------ Task inputs

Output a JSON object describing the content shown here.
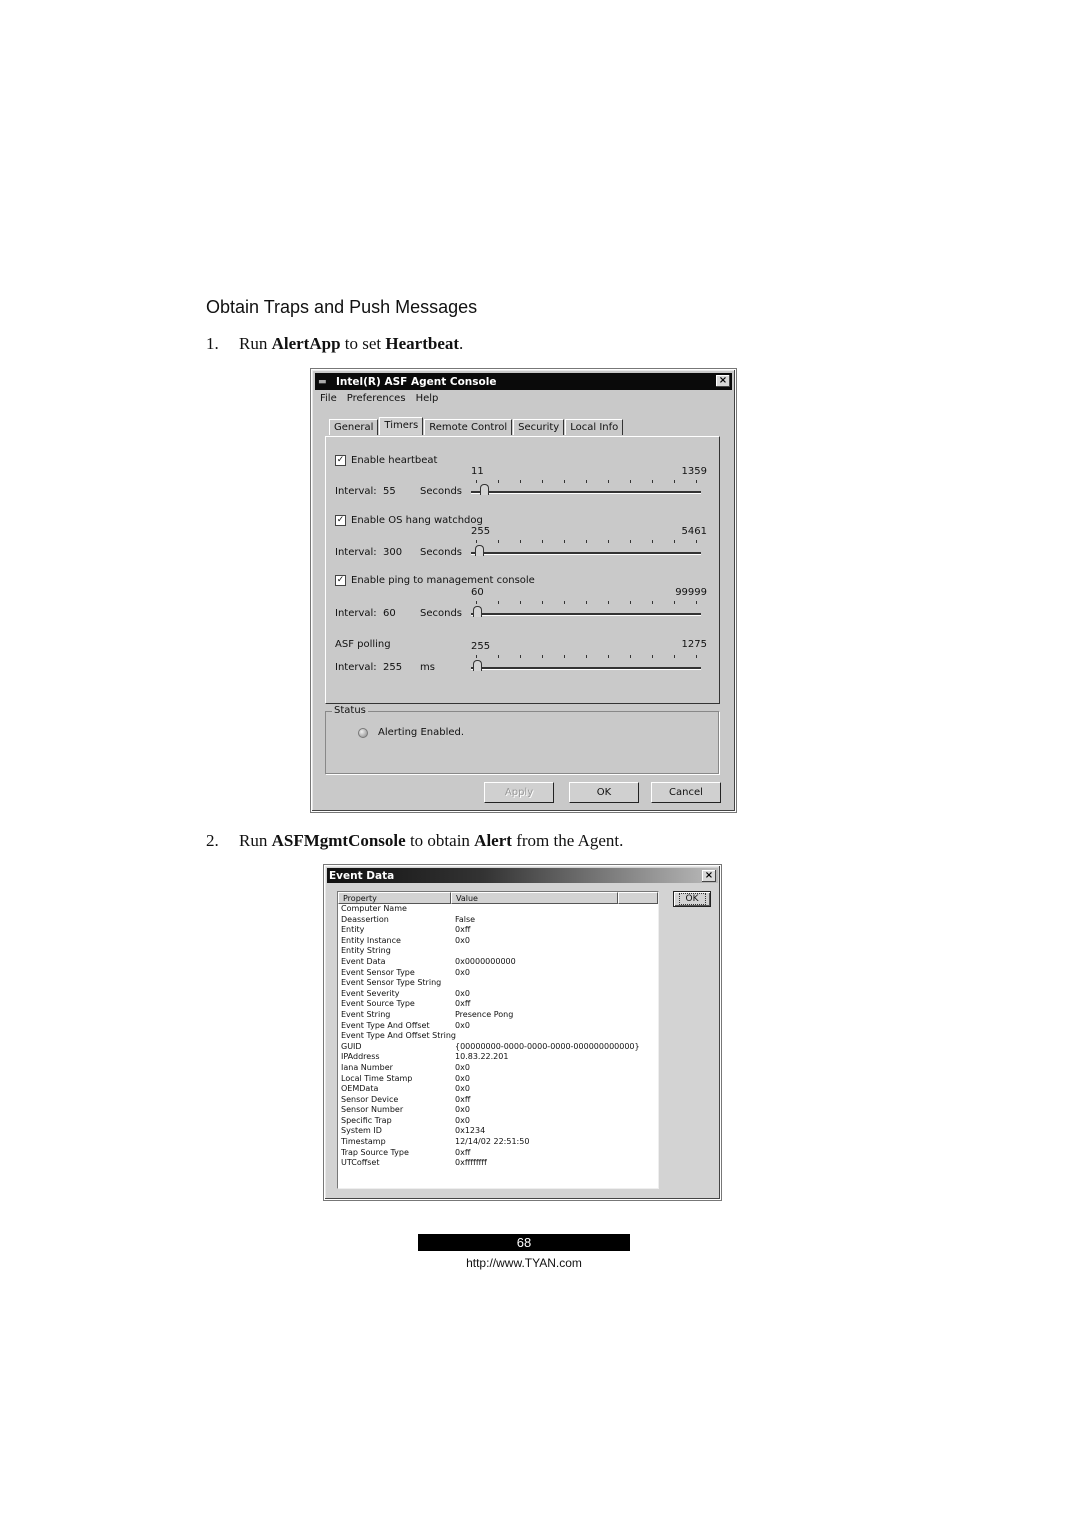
{
  "section_heading": "Obtain Traps and Push Messages",
  "steps": [
    {
      "number": "1.",
      "pre": "Run ",
      "b1": "AlertApp",
      "mid": " to set ",
      "b2": "Heartbeat",
      "post": "."
    },
    {
      "number": "2.",
      "pre": "Run ",
      "b1": "ASFMgmtConsole",
      "mid": " to obtain ",
      "b2": "Alert",
      "post": " from the Agent."
    }
  ],
  "agent_console": {
    "title": "Intel(R) ASF Agent Console",
    "close_icon": "×",
    "menu": [
      "File",
      "Preferences",
      "Help"
    ],
    "tabs": [
      {
        "label": "General",
        "active": false
      },
      {
        "label": "Timers",
        "active": true
      },
      {
        "label": "Remote Control",
        "active": false
      },
      {
        "label": "Security",
        "active": false
      },
      {
        "label": "Local Info",
        "active": false
      }
    ],
    "timers": [
      {
        "checkbox_label": "Enable heartbeat",
        "checked": true,
        "interval_label": "Interval:",
        "value": "55",
        "unit": "Seconds",
        "min": "11",
        "max": "1359",
        "slider_fraction": 0.033
      },
      {
        "checkbox_label": "Enable OS hang watchdog",
        "checked": true,
        "interval_label": "Interval:",
        "value": "300",
        "unit": "Seconds",
        "min": "255",
        "max": "5461",
        "slider_fraction": 0.009
      },
      {
        "checkbox_label": "Enable ping to management console",
        "checked": true,
        "interval_label": "Interval:",
        "value": "60",
        "unit": "Seconds",
        "min": "60",
        "max": "99999",
        "slider_fraction": 0.0
      },
      {
        "checkbox_label": "ASF polling",
        "checked": null,
        "interval_label": "Interval:",
        "value": "255",
        "unit": "ms",
        "min": "255",
        "max": "1275",
        "slider_fraction": 0.0
      }
    ],
    "status": {
      "legend": "Status",
      "text": "Alerting Enabled."
    },
    "buttons": {
      "apply": "Apply",
      "ok": "OK",
      "cancel": "Cancel"
    },
    "check_glyph": "✓"
  },
  "event_data": {
    "title": "Event Data",
    "close_icon": "×",
    "columns": [
      "Property",
      "Value",
      ""
    ],
    "ok_label": "OK",
    "rows": [
      {
        "property": "Computer Name",
        "value": ""
      },
      {
        "property": "Deassertion",
        "value": "False"
      },
      {
        "property": "Entity",
        "value": "0xff"
      },
      {
        "property": "Entity Instance",
        "value": "0x0"
      },
      {
        "property": "Entity String",
        "value": ""
      },
      {
        "property": "Event Data",
        "value": "0x0000000000"
      },
      {
        "property": "Event Sensor Type",
        "value": "0x0"
      },
      {
        "property": "Event Sensor Type String",
        "value": ""
      },
      {
        "property": "Event Severity",
        "value": "0x0"
      },
      {
        "property": "Event Source Type",
        "value": "0xff"
      },
      {
        "property": "Event String",
        "value": "Presence Pong"
      },
      {
        "property": "Event Type And Offset",
        "value": "0x0"
      },
      {
        "property": "Event Type And Offset String",
        "value": ""
      },
      {
        "property": "GUID",
        "value": "{00000000-0000-0000-0000-000000000000}"
      },
      {
        "property": "IPAddress",
        "value": "10.83.22.201"
      },
      {
        "property": "Iana Number",
        "value": "0x0"
      },
      {
        "property": "Local Time Stamp",
        "value": "0x0"
      },
      {
        "property": "OEMData",
        "value": "0x0"
      },
      {
        "property": "Sensor Device",
        "value": "0xff"
      },
      {
        "property": "Sensor Number",
        "value": "0x0"
      },
      {
        "property": "Specific Trap",
        "value": "0x0"
      },
      {
        "property": "System ID",
        "value": "0x1234"
      },
      {
        "property": "Timestamp",
        "value": "12/14/02 22:51:50"
      },
      {
        "property": "Trap Source Type",
        "value": "0xff"
      },
      {
        "property": "UTCoffset",
        "value": "0xffffffff"
      }
    ]
  },
  "footer": {
    "page_number": "68",
    "url": "http://www.TYAN.com"
  }
}
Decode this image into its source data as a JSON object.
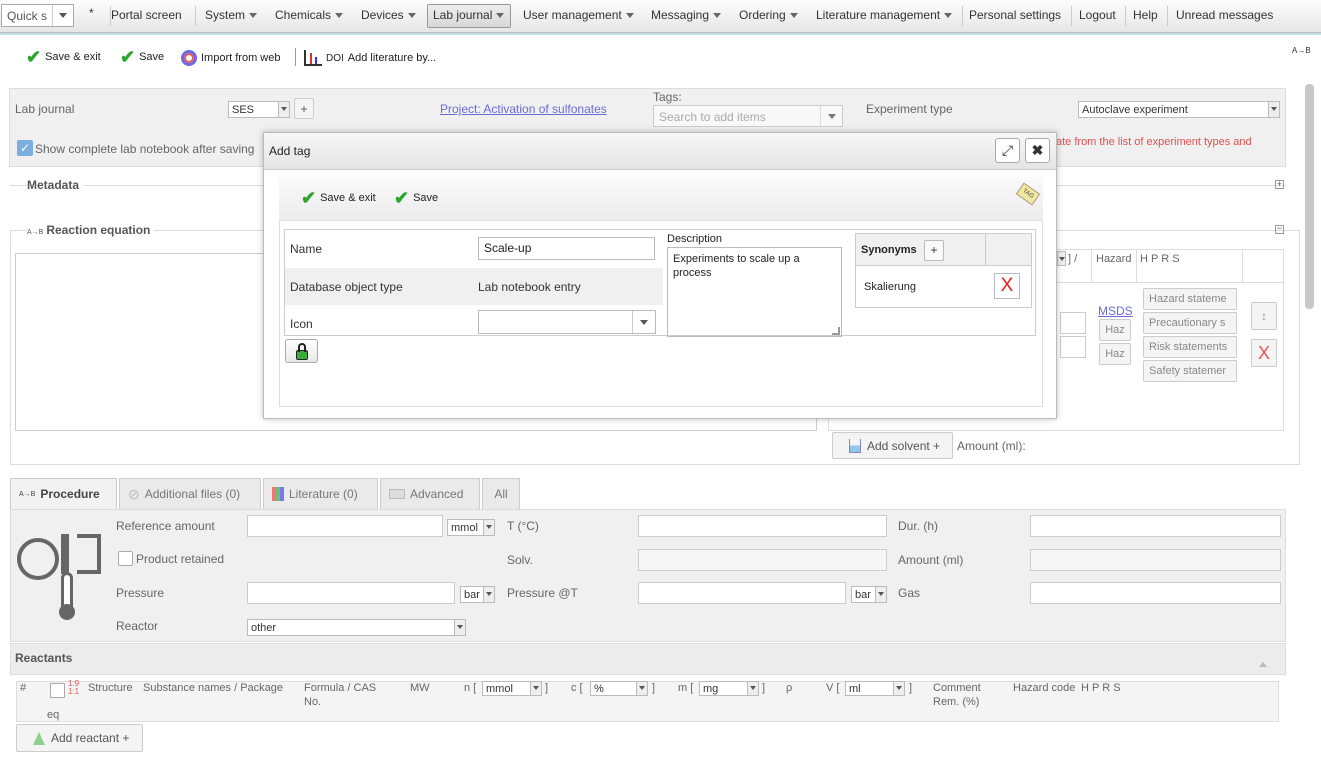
{
  "menubar": {
    "quick_search": "Quick s",
    "star": "*",
    "items": [
      "Portal screen",
      "System",
      "Chemicals",
      "Devices",
      "Lab journal",
      "User management",
      "Messaging",
      "Ordering",
      "Literature management",
      "Personal settings",
      "Logout",
      "Help",
      "Unread messages"
    ]
  },
  "toolbar": {
    "save_exit": "Save & exit",
    "save": "Save",
    "import_web": "Import from web",
    "doi": "DOI",
    "add_literature": "Add literature by...",
    "right_icon": "A→B"
  },
  "form": {
    "lab_journal_label": "Lab journal",
    "lab_journal_value": "SES",
    "plus": "+",
    "project_link": "Project: Activation of sulfonates",
    "tags_label": "Tags:",
    "tags_placeholder": "Search to add items",
    "experiment_type_label": "Experiment type",
    "experiment_type_value": "Autoclave experiment",
    "show_notebook": "Show complete lab notebook after saving",
    "warning_text": "ate from the list of experiment types and",
    "metadata_legend": "Metadata",
    "reaction_legend": "Reaction equation",
    "reaction_prefix": "A→B",
    "hazard_col": "Hazard",
    "hprs_col": "H P R S",
    "bracket_col": "] /",
    "msds": "MSDS",
    "haz": "Haz",
    "hazard_statements": "Hazard stateme",
    "precautionary": "Precautionary s",
    "risk_statements": "Risk statements",
    "safety_statements": "Safety statemer",
    "add_solvent": "Add solvent +",
    "amount_ml_label": "Amount (ml):"
  },
  "tabs": [
    {
      "label": "Procedure",
      "icon": "reaction-icon",
      "prefix": "A→B"
    },
    {
      "label": "Additional files (0)",
      "icon": "paperclip-icon"
    },
    {
      "label": "Literature (0)",
      "icon": "books-icon"
    },
    {
      "label": "Advanced",
      "icon": "advanced-icon"
    },
    {
      "label": "All"
    }
  ],
  "procedure": {
    "reference_amount": "Reference amount",
    "ref_unit": "mmol",
    "temp": "T (°C)",
    "duration": "Dur. (h)",
    "product_retained": "Product retained",
    "solv": "Solv.",
    "amount_ml": "Amount (ml)",
    "pressure": "Pressure",
    "pressure_unit": "bar",
    "pressure_t": "Pressure @T",
    "pressure_t_unit": "bar",
    "gas": "Gas",
    "reactor": "Reactor",
    "reactor_value": "other"
  },
  "reactants": {
    "title": "Reactants",
    "cols": {
      "num": "#",
      "eq": "eq",
      "structure": "Structure",
      "substance": "Substance names / Package",
      "formula": "Formula / CAS No.",
      "mw": "MW",
      "n": "n [",
      "n_unit": "mmol",
      "c": "c [",
      "c_unit": "%",
      "m": "m [",
      "m_unit": "mg",
      "rho": "ρ",
      "v": "V [",
      "v_unit": "ml",
      "close": "]",
      "comment": "Comment Rem. (%)",
      "hazard_code": "Hazard code",
      "hprs": "H P R S"
    },
    "add_reactant": "Add reactant +"
  },
  "dialog": {
    "title": "Add tag",
    "save_exit": "Save & exit",
    "save": "Save",
    "tag_icon": "TAG",
    "name_label": "Name",
    "name_value": "Scale-up",
    "dbtype_label": "Database object type",
    "dbtype_value": "Lab notebook entry",
    "icon_label": "Icon",
    "description_label": "Description",
    "description_value": "Experiments to scale up a process",
    "synonyms_label": "Synonyms",
    "synonyms_add": "+",
    "synonym_1": "Skalierung",
    "delete_glyph": "X"
  },
  "colors": {
    "accent_check": "#2ba52b",
    "link": "#5a5ad2",
    "warning": "#e05050",
    "delete_red": "#e02020"
  }
}
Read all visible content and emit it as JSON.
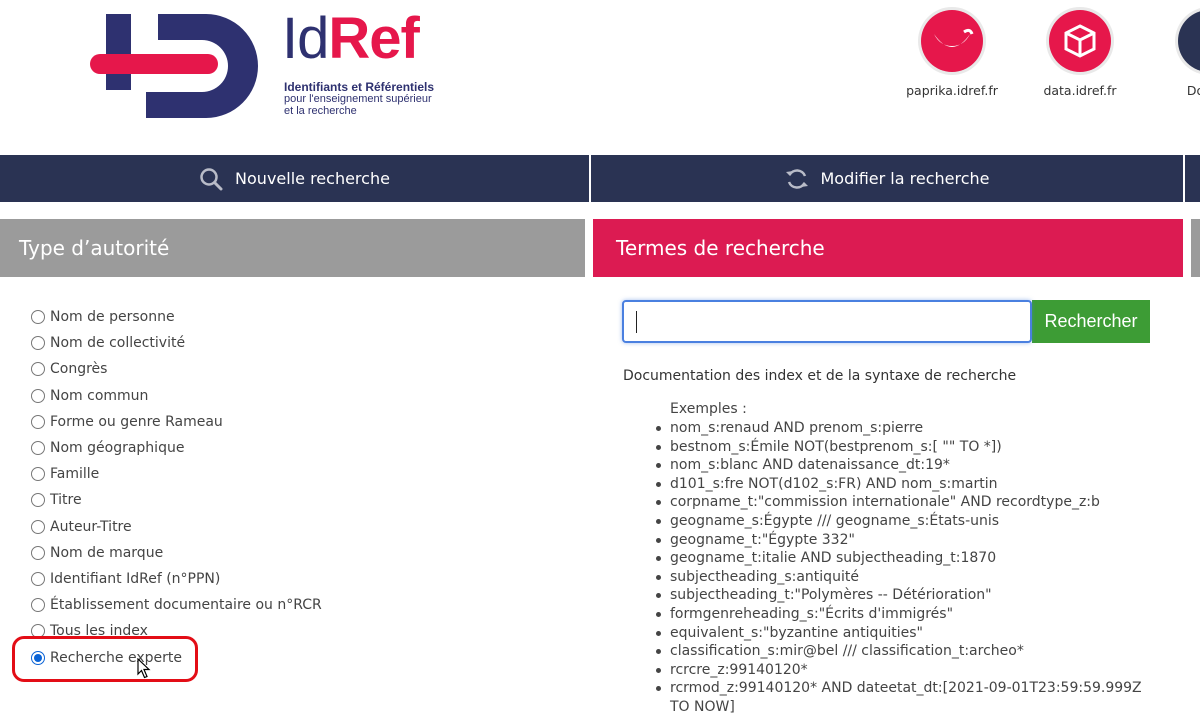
{
  "logo": {
    "id_text": "Id",
    "ref_text": "Ref",
    "subtitle_line1": "Identifiants et Référentiels",
    "subtitle_line2": "pour l'enseignement supérieur",
    "subtitle_line3": "et la recherche",
    "colors": {
      "navy": "#2e3170",
      "red": "#e6174b"
    }
  },
  "apps": [
    {
      "label": "paprika.idref.fr",
      "icon": "paprika-icon",
      "color": "#e6174b"
    },
    {
      "label": "data.idref.fr",
      "icon": "data-cube-icon",
      "color": "#e6174b"
    },
    {
      "label": "Docum",
      "icon": "documentation-icon",
      "color": "#2a3353"
    }
  ],
  "nav": {
    "new_search": "Nouvelle recherche",
    "modify_search": "Modifier la recherche",
    "color": "#2a3353"
  },
  "authority_panel": {
    "title": "Type d’autorité",
    "options": [
      {
        "label": "Nom de personne",
        "checked": false
      },
      {
        "label": "Nom de collectivité",
        "checked": false
      },
      {
        "label": "Congrès",
        "checked": false
      },
      {
        "label": "Nom commun",
        "checked": false
      },
      {
        "label": "Forme ou genre Rameau",
        "checked": false
      },
      {
        "label": "Nom géographique",
        "checked": false
      },
      {
        "label": "Famille",
        "checked": false
      },
      {
        "label": "Titre",
        "checked": false
      },
      {
        "label": "Auteur-Titre",
        "checked": false
      },
      {
        "label": "Nom de marque",
        "checked": false
      },
      {
        "label": "Identifiant IdRef (n°PPN)",
        "checked": false
      },
      {
        "label": "Établissement documentaire ou n°RCR",
        "checked": false
      },
      {
        "label": "Tous les index",
        "checked": false
      },
      {
        "label": "Recherche experte",
        "checked": true
      }
    ]
  },
  "search_panel": {
    "title": "Termes de recherche",
    "input_value": "",
    "button_label": "Rechercher",
    "doc_link": "Documentation des index et de la syntaxe de recherche",
    "examples_title": "Exemples :",
    "examples": [
      "nom_s:renaud AND prenom_s:pierre",
      "bestnom_s:Émile NOT(bestprenom_s:[ \"\" TO *])",
      "nom_s:blanc AND datenaissance_dt:19*",
      "d101_s:fre NOT(d102_s:FR) AND nom_s:martin",
      "corpname_t:\"commission internationale\" AND recordtype_z:b",
      "geogname_s:Égypte /// geogname_s:États-unis",
      "geogname_t:\"Égypte 332\"",
      "geogname_t:italie AND subjectheading_t:1870",
      "subjectheading_s:antiquité",
      "subjectheading_t:\"Polymères -- Détérioration\"",
      "formgenreheading_s:\"Écrits d'immigrés\"",
      "equivalent_s:\"byzantine antiquities\"",
      "classification_s:mir@bel /// classification_t:archeo*",
      "rcrcre_z:99140120*",
      "rcrmod_z:99140120* AND dateetat_dt:[2021-09-01T23:59:59.999Z TO NOW]"
    ],
    "colors": {
      "header": "#dc1b52",
      "button": "#3d9c35"
    }
  }
}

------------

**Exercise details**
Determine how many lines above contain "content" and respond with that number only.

**Answer to this problem**
2